*** Opening of Available records ***

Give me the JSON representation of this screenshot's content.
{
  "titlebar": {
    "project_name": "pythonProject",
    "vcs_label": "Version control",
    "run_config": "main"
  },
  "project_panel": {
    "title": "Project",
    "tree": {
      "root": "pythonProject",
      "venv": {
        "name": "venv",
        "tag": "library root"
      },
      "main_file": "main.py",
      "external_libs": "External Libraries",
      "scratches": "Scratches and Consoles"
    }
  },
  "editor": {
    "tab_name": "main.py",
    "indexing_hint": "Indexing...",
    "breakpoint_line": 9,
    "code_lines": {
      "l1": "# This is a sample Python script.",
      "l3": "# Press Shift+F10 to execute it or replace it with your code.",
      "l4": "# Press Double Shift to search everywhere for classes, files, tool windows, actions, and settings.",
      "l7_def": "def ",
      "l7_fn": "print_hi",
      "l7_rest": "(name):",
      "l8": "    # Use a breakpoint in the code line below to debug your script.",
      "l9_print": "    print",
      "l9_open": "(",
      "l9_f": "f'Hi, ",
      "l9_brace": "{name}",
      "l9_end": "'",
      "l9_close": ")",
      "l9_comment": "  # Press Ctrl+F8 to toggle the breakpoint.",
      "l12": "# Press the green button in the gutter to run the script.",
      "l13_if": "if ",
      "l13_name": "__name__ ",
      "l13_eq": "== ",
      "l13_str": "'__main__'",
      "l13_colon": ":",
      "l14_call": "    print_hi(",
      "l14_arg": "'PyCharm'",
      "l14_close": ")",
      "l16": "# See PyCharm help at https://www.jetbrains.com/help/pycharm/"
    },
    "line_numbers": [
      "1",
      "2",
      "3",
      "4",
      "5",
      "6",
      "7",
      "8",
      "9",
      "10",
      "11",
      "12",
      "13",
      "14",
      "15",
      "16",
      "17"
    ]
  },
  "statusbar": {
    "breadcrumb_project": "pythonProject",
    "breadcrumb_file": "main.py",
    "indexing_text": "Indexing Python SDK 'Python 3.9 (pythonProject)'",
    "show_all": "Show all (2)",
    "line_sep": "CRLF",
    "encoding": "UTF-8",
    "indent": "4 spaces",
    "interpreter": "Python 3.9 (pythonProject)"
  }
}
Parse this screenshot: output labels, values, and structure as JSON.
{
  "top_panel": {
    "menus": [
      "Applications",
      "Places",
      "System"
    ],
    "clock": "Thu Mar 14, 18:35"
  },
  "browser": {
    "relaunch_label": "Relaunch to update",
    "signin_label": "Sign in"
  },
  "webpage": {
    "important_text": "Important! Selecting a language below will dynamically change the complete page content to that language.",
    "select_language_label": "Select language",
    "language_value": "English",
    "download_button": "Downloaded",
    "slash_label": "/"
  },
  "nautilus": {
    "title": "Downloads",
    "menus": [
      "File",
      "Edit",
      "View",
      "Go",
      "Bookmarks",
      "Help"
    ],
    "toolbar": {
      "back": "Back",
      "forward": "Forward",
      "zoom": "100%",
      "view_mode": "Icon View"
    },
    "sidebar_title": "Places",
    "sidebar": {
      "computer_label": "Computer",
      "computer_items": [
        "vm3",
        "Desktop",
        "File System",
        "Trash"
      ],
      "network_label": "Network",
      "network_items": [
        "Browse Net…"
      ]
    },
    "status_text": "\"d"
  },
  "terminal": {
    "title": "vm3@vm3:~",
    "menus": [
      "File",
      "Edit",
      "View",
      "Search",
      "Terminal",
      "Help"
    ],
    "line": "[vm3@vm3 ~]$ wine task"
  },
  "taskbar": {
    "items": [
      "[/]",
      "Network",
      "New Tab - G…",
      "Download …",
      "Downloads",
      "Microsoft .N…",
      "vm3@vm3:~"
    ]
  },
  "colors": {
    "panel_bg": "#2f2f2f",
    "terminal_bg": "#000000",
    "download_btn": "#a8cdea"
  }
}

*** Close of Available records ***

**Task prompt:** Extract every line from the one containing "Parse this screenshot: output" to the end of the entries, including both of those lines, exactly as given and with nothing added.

**Expected output:**
Parse this screenshot: output labels, values, and structure as JSON.
{
  "top_panel": {
    "menus": [
      "Applications",
      "Places",
      "System"
    ],
    "clock": "Thu Mar 14, 18:35"
  },
  "browser": {
    "relaunch_label": "Relaunch to update",
    "signin_label": "Sign in"
  },
  "webpage": {
    "important_text": "Important! Selecting a language below will dynamically change the complete page content to that language.",
    "select_language_label": "Select language",
    "language_value": "English",
    "download_button": "Downloaded",
    "slash_label": "/"
  },
  "nautilus": {
    "title": "Downloads",
    "menus": [
      "File",
      "Edit",
      "View",
      "Go",
      "Bookmarks",
      "Help"
    ],
    "toolbar": {
      "back": "Back",
      "forward": "Forward",
      "zoom": "100%",
      "view_mode": "Icon View"
    },
    "sidebar_title": "Places",
    "sidebar": {
      "computer_label": "Computer",
      "computer_items": [
        "vm3",
        "Desktop",
        "File System",
        "Trash"
      ],
      "network_label": "Network",
      "network_items": [
        "Browse Net…"
      ]
    },
    "status_text": "\"d"
  },
  "terminal": {
    "title": "vm3@vm3:~",
    "menus": [
      "File",
      "Edit",
      "View",
      "Search",
      "Terminal",
      "Help"
    ],
    "line": "[vm3@vm3 ~]$ wine task"
  },
  "taskbar": {
    "items": [
      "[/]",
      "Network",
      "New Tab - G…",
      "Download …",
      "Downloads",
      "Microsoft .N…",
      "vm3@vm3:~"
    ]
  },
  "colors": {
    "panel_bg": "#2f2f2f",
    "terminal_bg": "#000000",
    "download_btn": "#a8cdea"
  }
}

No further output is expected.